BEGIN DATA TO EXAMINE
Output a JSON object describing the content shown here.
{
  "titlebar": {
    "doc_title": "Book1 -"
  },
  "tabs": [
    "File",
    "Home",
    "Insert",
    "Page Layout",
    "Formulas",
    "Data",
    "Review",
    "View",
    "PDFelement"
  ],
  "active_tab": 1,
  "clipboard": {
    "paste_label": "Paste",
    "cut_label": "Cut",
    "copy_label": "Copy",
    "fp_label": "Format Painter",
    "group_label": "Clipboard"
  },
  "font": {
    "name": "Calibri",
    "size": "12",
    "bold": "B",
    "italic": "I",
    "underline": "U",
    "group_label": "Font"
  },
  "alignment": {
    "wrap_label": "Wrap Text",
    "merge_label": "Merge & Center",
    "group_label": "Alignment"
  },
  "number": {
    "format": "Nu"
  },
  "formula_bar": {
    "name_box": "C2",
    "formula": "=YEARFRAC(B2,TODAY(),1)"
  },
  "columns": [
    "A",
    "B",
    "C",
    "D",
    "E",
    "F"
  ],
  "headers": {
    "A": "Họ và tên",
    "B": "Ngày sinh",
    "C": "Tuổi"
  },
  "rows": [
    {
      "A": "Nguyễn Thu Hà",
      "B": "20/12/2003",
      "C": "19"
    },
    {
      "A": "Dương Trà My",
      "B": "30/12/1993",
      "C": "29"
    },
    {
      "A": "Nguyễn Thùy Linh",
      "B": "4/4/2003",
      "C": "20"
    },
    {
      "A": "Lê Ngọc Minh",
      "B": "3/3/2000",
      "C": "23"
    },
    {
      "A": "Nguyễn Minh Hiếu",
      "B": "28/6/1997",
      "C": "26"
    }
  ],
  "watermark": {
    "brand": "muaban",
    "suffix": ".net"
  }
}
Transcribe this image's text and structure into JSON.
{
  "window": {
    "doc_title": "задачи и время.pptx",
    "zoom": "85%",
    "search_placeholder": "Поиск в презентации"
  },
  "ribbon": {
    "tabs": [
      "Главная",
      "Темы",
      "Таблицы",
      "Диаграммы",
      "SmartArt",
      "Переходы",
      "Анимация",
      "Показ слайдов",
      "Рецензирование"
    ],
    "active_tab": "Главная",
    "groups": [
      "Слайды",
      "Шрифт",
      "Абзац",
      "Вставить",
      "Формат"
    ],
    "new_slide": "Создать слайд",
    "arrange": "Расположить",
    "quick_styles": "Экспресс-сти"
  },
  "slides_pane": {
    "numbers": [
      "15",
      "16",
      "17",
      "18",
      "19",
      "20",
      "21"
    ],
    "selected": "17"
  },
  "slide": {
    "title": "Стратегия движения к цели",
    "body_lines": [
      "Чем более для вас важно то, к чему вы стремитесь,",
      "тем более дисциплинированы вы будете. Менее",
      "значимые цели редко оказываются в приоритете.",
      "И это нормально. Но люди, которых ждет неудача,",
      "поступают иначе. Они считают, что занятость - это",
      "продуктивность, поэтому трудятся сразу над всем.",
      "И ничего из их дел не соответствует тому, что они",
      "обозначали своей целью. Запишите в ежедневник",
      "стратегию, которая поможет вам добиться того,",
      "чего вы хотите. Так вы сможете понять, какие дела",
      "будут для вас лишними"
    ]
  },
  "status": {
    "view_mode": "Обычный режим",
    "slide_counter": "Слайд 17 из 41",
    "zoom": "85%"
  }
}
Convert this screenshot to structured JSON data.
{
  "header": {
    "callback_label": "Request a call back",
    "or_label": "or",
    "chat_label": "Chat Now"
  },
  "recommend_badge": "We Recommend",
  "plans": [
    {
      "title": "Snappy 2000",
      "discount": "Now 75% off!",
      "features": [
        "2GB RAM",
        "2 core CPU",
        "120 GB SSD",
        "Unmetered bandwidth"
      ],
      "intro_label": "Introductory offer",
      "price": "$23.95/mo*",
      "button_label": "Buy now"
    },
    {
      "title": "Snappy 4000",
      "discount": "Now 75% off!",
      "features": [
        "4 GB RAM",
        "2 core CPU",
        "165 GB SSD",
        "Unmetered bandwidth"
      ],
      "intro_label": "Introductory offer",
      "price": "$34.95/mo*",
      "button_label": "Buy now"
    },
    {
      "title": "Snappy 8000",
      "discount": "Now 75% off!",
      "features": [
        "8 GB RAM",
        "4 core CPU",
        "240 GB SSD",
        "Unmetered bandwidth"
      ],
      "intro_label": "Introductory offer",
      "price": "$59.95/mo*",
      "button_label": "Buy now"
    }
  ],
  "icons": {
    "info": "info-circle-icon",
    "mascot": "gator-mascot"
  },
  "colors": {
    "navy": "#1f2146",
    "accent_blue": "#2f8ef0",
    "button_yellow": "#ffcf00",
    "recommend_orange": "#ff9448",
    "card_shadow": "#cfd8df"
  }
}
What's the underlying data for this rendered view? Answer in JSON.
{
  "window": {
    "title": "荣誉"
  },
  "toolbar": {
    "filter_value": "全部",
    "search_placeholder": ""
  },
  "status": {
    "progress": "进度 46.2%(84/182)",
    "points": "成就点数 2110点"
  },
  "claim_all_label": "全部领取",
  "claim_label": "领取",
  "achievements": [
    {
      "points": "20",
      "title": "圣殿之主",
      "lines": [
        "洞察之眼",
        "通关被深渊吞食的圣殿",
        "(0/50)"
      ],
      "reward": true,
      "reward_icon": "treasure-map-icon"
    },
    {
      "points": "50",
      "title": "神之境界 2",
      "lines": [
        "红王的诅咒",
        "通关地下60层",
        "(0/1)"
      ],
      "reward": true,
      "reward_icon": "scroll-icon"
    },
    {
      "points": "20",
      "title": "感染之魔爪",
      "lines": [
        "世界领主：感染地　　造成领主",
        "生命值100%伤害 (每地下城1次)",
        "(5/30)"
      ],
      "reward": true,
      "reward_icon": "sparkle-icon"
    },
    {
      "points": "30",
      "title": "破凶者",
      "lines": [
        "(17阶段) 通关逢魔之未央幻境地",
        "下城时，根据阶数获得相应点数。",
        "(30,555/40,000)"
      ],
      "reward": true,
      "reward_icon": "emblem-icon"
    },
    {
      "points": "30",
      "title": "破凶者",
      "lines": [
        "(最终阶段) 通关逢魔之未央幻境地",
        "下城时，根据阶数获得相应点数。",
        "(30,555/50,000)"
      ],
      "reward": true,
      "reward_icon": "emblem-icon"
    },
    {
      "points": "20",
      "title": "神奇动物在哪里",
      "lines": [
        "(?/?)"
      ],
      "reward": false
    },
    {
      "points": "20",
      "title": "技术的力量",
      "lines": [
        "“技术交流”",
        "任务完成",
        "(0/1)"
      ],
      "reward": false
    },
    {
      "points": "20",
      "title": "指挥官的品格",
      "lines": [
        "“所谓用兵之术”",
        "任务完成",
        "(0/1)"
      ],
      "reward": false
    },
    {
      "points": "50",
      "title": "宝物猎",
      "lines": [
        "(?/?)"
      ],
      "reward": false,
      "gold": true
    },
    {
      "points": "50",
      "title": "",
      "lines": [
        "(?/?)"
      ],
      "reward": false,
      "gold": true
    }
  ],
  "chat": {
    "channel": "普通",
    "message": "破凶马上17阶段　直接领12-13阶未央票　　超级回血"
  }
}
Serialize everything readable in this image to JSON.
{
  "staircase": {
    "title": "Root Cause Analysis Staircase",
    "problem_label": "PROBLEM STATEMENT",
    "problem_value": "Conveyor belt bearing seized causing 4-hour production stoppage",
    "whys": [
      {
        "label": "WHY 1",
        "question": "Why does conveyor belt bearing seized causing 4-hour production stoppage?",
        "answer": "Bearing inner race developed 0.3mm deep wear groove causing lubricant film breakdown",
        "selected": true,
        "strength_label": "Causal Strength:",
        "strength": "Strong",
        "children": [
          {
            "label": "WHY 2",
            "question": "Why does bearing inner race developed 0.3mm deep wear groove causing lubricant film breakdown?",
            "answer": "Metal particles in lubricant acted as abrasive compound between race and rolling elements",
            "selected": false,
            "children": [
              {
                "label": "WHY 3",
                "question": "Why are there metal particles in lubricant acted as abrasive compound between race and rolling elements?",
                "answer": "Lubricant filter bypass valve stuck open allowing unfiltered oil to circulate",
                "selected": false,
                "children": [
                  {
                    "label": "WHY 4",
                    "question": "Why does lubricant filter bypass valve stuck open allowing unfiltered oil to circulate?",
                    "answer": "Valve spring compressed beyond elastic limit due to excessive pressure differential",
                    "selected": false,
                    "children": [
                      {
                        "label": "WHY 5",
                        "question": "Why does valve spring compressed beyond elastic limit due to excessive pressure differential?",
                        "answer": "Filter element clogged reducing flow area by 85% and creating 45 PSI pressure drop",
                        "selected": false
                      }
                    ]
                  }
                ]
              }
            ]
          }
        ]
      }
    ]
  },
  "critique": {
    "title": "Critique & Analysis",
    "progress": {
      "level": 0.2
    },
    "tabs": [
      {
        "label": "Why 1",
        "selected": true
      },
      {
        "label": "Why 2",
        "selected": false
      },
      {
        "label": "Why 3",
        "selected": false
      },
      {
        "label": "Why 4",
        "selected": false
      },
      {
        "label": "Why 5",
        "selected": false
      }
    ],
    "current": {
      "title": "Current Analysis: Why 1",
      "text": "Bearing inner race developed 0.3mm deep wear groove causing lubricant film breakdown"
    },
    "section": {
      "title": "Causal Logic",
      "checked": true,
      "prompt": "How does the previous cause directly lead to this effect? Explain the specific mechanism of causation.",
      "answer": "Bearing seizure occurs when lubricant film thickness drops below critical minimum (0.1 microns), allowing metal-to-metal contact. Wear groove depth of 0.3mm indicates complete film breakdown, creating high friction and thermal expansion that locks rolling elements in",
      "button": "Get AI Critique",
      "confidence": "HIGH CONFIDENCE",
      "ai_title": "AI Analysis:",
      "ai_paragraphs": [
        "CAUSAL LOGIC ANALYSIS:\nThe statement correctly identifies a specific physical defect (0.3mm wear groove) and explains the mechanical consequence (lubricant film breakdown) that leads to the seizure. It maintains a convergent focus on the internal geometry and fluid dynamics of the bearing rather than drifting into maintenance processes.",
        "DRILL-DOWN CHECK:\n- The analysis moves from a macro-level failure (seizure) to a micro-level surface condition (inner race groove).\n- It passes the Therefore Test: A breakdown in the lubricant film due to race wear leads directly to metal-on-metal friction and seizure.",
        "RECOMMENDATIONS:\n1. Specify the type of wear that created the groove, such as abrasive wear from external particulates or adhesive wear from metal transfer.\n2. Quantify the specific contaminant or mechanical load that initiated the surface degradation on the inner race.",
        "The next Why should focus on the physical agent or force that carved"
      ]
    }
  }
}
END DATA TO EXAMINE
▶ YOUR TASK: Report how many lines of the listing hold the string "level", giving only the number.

▶ OUTPUT: 2